Note each line in the data holding the string "user" and report it.

====== Supplied information ======

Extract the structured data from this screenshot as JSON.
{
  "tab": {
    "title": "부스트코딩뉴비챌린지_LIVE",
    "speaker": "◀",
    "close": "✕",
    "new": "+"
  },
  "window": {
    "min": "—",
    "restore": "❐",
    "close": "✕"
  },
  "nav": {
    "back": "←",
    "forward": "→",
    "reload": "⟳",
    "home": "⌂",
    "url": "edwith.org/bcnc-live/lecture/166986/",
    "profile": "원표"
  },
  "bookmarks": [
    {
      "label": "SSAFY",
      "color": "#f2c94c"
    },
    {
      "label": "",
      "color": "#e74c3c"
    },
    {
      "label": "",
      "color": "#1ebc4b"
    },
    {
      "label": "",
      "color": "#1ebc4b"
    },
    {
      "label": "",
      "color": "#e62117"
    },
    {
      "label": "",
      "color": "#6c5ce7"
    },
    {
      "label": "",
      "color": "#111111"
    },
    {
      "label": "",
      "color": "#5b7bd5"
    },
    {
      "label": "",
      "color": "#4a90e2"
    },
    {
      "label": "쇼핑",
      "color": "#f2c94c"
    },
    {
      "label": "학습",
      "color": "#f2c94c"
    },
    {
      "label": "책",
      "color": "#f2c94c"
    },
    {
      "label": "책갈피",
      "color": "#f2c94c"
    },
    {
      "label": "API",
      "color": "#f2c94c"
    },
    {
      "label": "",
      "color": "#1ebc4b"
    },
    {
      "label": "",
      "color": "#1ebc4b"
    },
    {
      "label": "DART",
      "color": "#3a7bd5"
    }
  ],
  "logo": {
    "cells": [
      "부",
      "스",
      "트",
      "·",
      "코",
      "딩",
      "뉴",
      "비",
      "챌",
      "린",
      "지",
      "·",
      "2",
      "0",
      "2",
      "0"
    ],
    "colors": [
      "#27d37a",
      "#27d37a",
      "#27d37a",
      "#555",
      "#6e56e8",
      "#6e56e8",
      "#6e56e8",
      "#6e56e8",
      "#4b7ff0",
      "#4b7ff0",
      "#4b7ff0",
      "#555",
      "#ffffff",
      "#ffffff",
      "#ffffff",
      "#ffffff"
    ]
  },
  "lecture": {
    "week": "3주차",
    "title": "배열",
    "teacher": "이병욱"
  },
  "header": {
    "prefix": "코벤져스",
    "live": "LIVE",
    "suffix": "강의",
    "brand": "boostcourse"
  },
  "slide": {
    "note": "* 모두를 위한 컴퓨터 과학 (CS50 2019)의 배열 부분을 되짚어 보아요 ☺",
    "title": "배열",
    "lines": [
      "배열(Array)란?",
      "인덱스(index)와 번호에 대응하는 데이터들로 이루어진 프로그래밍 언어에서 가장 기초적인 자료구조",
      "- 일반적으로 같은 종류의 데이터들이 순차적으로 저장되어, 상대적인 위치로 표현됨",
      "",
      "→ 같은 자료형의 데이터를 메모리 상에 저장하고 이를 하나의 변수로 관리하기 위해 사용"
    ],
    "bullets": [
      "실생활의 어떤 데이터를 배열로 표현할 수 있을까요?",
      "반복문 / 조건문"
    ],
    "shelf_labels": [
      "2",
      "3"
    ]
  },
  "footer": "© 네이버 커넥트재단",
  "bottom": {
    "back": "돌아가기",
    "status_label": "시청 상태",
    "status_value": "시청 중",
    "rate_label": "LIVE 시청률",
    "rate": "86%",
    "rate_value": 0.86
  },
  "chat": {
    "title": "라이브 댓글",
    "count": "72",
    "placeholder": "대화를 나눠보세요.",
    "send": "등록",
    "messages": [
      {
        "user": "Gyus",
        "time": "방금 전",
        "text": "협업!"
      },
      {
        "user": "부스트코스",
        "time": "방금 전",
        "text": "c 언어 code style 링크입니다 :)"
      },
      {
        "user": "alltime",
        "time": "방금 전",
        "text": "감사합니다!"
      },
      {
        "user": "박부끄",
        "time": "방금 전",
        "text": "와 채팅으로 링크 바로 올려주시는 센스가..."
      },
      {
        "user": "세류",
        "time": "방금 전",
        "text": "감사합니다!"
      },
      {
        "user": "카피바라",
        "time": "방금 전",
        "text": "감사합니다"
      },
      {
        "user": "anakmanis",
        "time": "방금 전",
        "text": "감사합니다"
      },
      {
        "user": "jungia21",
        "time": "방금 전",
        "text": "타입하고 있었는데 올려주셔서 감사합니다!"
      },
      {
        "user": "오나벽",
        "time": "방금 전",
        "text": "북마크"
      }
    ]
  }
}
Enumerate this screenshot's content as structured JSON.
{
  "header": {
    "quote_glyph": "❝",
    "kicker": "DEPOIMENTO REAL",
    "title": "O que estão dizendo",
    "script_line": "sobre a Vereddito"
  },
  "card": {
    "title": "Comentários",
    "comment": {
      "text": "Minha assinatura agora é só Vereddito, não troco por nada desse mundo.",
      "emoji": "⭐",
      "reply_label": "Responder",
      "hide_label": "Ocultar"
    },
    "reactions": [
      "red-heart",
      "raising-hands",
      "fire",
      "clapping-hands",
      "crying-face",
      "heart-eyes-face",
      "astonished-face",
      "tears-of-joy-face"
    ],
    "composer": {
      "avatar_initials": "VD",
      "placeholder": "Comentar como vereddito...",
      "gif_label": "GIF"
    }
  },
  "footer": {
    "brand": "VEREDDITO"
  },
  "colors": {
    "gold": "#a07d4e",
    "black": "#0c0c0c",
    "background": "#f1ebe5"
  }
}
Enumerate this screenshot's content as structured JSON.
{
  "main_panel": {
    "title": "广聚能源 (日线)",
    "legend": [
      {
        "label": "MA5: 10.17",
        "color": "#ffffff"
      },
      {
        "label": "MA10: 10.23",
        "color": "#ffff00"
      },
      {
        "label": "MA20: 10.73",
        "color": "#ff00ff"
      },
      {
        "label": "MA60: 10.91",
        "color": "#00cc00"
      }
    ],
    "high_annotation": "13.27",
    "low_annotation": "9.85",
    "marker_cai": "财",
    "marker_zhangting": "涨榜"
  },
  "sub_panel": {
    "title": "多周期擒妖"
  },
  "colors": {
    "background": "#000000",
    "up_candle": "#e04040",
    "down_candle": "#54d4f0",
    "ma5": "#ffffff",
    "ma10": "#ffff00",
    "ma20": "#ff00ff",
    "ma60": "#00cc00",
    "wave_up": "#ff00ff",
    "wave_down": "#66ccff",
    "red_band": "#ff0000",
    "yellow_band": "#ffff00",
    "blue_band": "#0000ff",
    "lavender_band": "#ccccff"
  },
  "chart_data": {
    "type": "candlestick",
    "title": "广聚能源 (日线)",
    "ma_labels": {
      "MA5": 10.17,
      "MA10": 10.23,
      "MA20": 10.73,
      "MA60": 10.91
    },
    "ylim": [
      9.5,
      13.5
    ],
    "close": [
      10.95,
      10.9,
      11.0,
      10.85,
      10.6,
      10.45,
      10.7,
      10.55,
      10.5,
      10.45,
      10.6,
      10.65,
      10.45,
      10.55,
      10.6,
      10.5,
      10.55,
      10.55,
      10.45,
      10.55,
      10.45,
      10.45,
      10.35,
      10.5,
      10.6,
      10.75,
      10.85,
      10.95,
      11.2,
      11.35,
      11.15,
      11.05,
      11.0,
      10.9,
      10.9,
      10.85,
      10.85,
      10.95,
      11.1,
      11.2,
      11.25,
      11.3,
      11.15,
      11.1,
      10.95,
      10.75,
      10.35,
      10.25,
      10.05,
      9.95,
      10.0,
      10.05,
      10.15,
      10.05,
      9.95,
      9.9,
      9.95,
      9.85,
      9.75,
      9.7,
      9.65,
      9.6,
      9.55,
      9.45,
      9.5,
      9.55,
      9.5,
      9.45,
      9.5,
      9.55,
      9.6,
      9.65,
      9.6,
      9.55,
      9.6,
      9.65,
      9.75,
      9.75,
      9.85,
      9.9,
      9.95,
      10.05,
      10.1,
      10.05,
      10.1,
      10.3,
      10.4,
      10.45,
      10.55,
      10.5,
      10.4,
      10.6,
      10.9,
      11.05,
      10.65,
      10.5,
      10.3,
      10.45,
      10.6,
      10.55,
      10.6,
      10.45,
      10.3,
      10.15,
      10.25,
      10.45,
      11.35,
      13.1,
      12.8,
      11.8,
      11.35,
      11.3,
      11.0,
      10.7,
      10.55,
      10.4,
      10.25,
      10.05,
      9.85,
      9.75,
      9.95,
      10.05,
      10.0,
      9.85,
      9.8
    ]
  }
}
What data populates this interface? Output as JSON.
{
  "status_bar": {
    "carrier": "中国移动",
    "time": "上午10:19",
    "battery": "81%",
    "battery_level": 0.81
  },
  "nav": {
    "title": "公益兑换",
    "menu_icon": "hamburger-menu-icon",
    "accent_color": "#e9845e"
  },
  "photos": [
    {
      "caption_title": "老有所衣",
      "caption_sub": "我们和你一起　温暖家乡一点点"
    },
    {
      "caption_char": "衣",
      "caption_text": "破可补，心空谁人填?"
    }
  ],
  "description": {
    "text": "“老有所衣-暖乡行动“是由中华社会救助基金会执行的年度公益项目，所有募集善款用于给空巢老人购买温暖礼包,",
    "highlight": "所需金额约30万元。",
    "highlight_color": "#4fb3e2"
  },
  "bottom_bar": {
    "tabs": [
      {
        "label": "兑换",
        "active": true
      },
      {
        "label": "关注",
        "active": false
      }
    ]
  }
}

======

Answer below —
        "user": "Gyus",
        "user": "부스트코스",
        "user": "alltime",
        "user": "박부끄",
        "user": "세류",
        "user": "카피바라",
        "user": "anakmanis",
        "user": "jungia21",
        "user": "오나벽",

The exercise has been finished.